**SUPPLIED DATA**:
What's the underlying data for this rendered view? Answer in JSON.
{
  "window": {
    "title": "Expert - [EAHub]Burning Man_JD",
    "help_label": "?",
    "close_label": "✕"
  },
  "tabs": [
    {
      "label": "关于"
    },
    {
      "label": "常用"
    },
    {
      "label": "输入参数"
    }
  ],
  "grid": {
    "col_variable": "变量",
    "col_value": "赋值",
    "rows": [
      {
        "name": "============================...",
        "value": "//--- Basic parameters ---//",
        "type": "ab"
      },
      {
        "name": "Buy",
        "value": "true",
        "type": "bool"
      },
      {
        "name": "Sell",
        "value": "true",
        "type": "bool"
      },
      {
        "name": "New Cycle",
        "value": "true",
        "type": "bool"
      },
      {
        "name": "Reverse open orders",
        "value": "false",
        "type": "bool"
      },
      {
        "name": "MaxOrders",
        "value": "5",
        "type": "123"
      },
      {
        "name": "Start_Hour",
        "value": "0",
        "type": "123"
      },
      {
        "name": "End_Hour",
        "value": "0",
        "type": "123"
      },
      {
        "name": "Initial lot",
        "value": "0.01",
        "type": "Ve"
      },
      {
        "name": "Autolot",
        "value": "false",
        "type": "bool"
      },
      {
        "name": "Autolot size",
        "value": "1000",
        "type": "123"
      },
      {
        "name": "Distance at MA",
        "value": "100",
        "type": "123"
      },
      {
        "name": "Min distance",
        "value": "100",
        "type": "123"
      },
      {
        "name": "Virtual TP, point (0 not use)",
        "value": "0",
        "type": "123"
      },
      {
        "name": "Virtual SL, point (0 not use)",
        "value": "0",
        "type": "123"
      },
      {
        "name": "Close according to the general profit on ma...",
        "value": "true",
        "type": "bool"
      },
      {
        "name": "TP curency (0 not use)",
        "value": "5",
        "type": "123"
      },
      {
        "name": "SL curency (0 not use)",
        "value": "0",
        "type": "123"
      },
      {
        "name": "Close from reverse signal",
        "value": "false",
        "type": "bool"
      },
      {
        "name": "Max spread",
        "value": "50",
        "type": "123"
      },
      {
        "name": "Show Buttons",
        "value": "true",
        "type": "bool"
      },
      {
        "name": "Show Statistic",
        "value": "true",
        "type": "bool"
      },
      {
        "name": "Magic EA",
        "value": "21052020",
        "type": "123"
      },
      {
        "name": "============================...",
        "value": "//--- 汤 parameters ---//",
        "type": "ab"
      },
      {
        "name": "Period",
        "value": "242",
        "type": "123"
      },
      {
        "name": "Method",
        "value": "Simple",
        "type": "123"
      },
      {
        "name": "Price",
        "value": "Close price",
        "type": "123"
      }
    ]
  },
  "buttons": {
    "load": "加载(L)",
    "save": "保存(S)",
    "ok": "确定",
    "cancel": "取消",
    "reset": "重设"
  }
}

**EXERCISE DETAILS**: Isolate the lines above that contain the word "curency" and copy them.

**SOLUTION TO THIS TASK**:
        "name": "TP curency (0 not use)",
        "name": "SL curency (0 not use)",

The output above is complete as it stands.